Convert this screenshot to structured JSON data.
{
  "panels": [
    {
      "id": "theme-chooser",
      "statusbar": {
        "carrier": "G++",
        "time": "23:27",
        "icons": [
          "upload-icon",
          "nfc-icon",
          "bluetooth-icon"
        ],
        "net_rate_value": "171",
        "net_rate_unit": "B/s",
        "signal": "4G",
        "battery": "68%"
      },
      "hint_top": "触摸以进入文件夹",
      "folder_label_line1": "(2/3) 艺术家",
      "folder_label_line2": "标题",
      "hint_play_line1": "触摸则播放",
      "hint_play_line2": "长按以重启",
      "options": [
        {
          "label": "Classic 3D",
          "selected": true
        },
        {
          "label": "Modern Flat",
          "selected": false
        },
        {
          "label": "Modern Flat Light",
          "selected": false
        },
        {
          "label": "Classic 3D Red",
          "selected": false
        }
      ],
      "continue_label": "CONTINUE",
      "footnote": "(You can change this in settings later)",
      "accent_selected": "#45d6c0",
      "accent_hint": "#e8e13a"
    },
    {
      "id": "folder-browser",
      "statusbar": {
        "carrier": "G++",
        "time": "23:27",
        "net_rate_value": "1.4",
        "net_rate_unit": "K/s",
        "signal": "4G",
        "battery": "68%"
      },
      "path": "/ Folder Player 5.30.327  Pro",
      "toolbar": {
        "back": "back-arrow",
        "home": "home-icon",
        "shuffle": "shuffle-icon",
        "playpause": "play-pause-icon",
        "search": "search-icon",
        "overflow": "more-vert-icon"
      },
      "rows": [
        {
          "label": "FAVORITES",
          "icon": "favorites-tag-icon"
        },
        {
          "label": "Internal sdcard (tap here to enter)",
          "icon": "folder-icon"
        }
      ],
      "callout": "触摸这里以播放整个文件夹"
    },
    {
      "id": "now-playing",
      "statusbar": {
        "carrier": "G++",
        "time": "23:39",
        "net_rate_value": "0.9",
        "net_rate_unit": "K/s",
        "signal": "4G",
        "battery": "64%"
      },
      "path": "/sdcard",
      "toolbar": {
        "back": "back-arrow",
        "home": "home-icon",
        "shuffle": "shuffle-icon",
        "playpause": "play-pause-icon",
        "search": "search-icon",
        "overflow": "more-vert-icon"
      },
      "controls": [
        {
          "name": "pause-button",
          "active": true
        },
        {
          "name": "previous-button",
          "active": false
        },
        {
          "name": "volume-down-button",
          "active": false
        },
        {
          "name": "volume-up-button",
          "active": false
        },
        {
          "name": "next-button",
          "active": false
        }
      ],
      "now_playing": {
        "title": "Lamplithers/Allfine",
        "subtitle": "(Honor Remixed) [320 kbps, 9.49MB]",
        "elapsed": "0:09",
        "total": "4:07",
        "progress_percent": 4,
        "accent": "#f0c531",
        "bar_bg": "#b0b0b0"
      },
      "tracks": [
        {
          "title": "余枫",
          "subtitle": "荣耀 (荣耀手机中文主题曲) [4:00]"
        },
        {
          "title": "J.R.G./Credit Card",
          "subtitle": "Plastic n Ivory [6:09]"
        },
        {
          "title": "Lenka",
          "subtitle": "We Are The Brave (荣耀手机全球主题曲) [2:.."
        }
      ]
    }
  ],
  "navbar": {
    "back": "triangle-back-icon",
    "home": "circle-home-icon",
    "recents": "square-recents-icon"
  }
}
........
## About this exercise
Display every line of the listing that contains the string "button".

## Answer space
          "name": "pause-button",
          "name": "previous-button",
          "name": "volume-down-button",
          "name": "volume-up-button",
          "name": "next-button",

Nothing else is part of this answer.